Stories from Jeb Sharp
Jeb Sharp has been telling stories on the radio since 1990, when she learned how to cut and splice audiotape with a razor blade in the basement of the Graduate School of Journalism at U.C. Berkeley. Her first reporting job was at Raven Radio in Sitka, Alaska and she's been in public broadcasting ever since. She is currently The World's show producer, supervising the Boston newsroom and curating content for the daily broadcast. She has reported for The World from Europe, Africa and the Middle East and her stories have been honored by the Overseas Press Club, the Society of Professional Journalists and the Dart Center for Journalism and Trauma at Columbia. She was a Nieman Fellow at Harvard in 2006.
Conflict & Justice
Londoner Katherine Hibbert was 26 years old and doing fine until she was laid off and informed that her rent was going up. So she decided to chuck it all? and live on just about no money. She became a squatter. We speak with her about her experience.
South African President Jacob Zuma now has three wives after his latest wedding today. South Africans are divided on their attitudes toward polygamy. Jeb Sharp speaks with South African professor Penny Andrews about reactions to multiple wives.
They're ringing in the new year in Bangladesh, not once, but twice this year. Or more accurately, they're ALMOST ringing in the New Year twice. The government moved the clocks forward in June to save electricity. A look back.
Arts, Culture & Media
New Year's Day is the most revered holiday in Japan. The Japanese actually celebrate it over a 4 day period. Every year, people line up to buy something called a ?fukubukuro? or ?luck? bag. Akiko Fujita introduces us to a different New Year's tradition.

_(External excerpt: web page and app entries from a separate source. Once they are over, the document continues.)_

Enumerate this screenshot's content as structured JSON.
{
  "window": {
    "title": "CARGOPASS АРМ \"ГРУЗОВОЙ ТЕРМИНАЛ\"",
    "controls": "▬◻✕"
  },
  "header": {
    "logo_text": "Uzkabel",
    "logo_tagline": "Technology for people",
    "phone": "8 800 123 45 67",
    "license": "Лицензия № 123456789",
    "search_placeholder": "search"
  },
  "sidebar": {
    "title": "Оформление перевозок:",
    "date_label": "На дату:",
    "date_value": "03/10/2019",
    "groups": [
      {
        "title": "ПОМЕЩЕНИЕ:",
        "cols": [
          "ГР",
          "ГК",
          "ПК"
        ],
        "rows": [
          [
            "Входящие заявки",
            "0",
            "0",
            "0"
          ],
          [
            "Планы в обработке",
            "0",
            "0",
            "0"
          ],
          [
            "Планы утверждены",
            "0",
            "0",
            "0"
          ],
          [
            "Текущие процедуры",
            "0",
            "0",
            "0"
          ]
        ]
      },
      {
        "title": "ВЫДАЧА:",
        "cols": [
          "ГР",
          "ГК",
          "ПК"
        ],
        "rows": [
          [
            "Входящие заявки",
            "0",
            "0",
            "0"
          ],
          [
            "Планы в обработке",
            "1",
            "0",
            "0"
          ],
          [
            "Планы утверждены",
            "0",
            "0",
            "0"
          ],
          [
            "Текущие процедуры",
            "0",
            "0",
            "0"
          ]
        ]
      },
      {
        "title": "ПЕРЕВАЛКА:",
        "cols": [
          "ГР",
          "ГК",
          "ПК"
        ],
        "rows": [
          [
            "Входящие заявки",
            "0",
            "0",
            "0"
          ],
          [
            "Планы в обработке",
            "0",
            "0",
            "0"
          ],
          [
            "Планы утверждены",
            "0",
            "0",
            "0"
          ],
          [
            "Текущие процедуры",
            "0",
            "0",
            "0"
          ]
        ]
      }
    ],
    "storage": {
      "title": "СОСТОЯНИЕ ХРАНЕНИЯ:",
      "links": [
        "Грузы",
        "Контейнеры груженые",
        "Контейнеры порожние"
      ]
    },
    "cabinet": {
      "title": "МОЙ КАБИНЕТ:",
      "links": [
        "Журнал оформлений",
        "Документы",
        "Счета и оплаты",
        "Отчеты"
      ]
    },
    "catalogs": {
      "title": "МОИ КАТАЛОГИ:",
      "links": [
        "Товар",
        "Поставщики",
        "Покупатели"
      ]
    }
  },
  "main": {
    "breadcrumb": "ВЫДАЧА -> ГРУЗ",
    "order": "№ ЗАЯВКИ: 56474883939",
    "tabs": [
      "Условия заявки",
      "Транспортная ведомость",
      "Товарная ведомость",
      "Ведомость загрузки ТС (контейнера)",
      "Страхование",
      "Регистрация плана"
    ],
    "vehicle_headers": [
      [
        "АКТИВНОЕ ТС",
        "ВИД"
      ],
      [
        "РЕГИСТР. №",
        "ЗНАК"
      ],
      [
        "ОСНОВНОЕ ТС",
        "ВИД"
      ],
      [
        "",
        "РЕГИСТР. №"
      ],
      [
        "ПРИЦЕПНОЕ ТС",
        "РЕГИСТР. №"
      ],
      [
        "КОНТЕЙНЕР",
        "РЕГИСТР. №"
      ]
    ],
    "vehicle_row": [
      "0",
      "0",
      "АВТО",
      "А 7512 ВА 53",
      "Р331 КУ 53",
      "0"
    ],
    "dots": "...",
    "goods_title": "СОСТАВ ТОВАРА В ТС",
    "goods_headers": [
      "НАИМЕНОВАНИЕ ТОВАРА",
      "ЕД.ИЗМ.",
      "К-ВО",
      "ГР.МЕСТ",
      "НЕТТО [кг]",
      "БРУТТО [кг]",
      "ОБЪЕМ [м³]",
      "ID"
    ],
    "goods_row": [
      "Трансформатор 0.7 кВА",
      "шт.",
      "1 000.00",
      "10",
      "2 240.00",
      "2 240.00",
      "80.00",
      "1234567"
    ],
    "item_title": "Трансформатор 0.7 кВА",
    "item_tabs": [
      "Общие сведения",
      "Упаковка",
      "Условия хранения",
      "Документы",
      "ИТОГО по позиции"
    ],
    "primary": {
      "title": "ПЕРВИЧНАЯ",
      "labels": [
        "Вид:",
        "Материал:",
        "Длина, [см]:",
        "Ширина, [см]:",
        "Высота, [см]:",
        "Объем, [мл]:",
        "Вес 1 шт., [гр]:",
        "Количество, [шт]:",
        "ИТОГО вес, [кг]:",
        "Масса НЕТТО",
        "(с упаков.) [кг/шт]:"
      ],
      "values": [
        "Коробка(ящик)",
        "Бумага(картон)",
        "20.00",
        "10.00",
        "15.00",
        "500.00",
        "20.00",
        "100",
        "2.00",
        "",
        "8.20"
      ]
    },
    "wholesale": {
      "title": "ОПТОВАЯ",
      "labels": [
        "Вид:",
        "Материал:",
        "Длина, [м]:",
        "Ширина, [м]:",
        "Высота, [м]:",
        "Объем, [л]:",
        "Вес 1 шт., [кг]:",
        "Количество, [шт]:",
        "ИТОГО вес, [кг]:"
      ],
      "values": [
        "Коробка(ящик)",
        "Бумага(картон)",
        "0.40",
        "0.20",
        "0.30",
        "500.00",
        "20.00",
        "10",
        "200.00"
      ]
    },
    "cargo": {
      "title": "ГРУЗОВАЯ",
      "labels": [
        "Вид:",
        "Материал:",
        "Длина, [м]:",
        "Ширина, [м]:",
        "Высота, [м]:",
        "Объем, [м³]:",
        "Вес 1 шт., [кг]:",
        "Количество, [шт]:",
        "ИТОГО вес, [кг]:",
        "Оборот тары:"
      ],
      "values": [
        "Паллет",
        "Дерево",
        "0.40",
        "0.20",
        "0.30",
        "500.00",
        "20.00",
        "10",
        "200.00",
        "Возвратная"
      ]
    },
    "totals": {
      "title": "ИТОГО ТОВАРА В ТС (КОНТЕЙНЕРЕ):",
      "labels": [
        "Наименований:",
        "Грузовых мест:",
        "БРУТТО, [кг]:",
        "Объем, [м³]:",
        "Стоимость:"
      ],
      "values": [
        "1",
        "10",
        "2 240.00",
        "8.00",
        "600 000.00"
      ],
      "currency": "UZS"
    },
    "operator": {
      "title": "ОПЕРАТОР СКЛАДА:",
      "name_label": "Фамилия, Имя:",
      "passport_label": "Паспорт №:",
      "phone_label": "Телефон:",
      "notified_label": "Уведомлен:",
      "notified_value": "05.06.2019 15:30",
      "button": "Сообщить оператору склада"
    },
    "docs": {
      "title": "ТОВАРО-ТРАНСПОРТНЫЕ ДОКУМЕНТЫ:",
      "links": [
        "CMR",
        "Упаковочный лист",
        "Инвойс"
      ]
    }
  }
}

Computer specialist Peter Moore and his four bodyguards were kidnapped in 2007. Three of the bodyguards died in captivity. Moore was freed yesterday. The Guardian is reporting that Iran masterminded the kidnapping. Maggie O'Kane helped brake the story.